When Dylan Campione ’21 and Ryan Barry ’21 were students at St. David's School prior to attending Regis, they'd talk about baseball so much during class that a teacher eventually allowed them to use a separate room during free time and after school to discuss the sport with as much enthusiasm as they wished. Their chats began to attract fellow students who wanted to join in, and soon the room became a hub of baseball conversation.
At Regis, Campione and Barry first found an outlet for their passion in The Falcon, the school’s sports publication. But during their senior year in 2020 — while balancing varsity baseball and college applications — they teamed up with Henry Kolani ’23 to create Side Retired, a podcast that welcomes guests from the baseball world and covers all aspects of the game, from statistical analyses of on-the-field play to deep-dives into off-the-field transactions. Guests have included National Baseball Hall of Fame president Josh Rawitch, former Yankees beat reporter Sweeny Murti, and Homer Bush, the former Yankee and current manager of the Staten Island FerryHawks.
Campione, who is working this summer as an intern for Major League Baseball, has remained as the primary host for the podcast, which records three new episodes each week.
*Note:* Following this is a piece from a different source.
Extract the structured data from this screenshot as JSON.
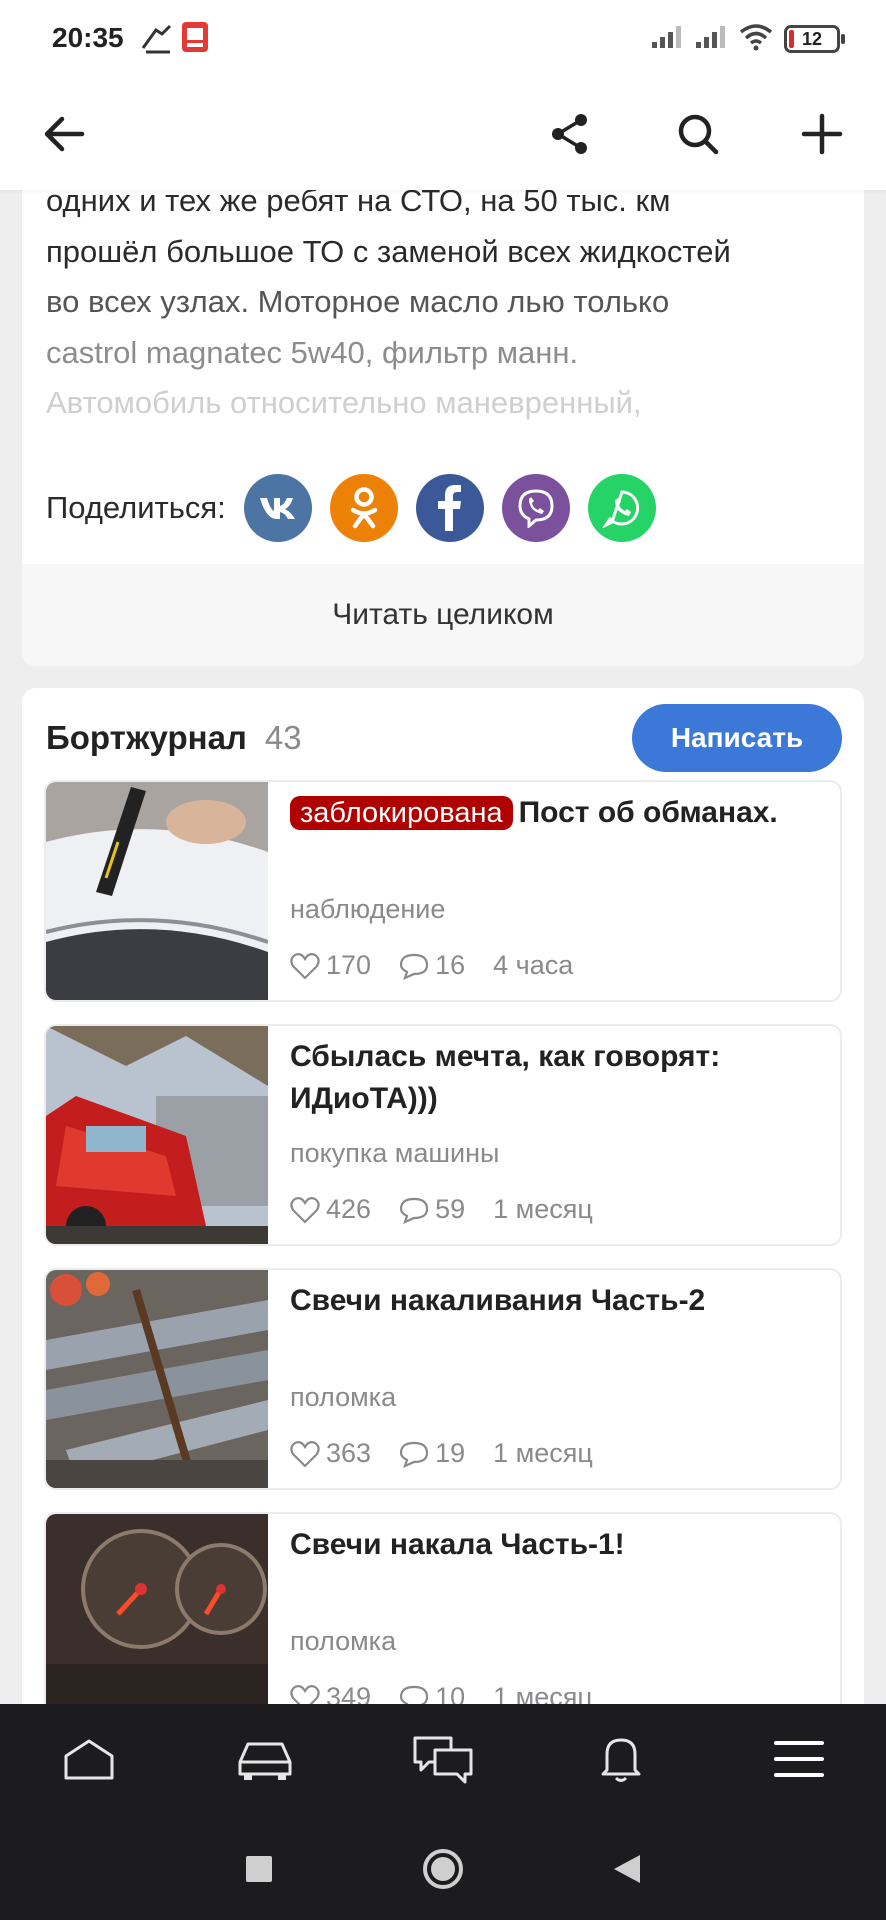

But the cast of rotating co-hosts includes a number of other Regians, including Harry Kilman ’22, Matt Potter ’22, and senior Jack Stappenbeck ’23. Curran Schestag ’22 and Jonas Guerriere ’22 also appear on the podcast as “club ambassadors” who discuss specific teams.
Since launching, the show has recorded nearly 300 episodes and is currently in Apple’s 100 most-listened-to baseball podcasts.
Ben Lindbergh ’05, a senior editor at The Ringer and the co-host of Fangraphs’ Effectively Wild podcast, was one of the first guests on Side Retired and helped the show land some notable names to chat with in its early days. Declan Cronin ‘15, a pitcher for the minor-league Charlotte Knights, has also appeared on the podcast to talk about his journey from Regis to professional baseball.
“This is a year-round, die-hard fandom,” says Campione. “We all have a statistical love for the game.”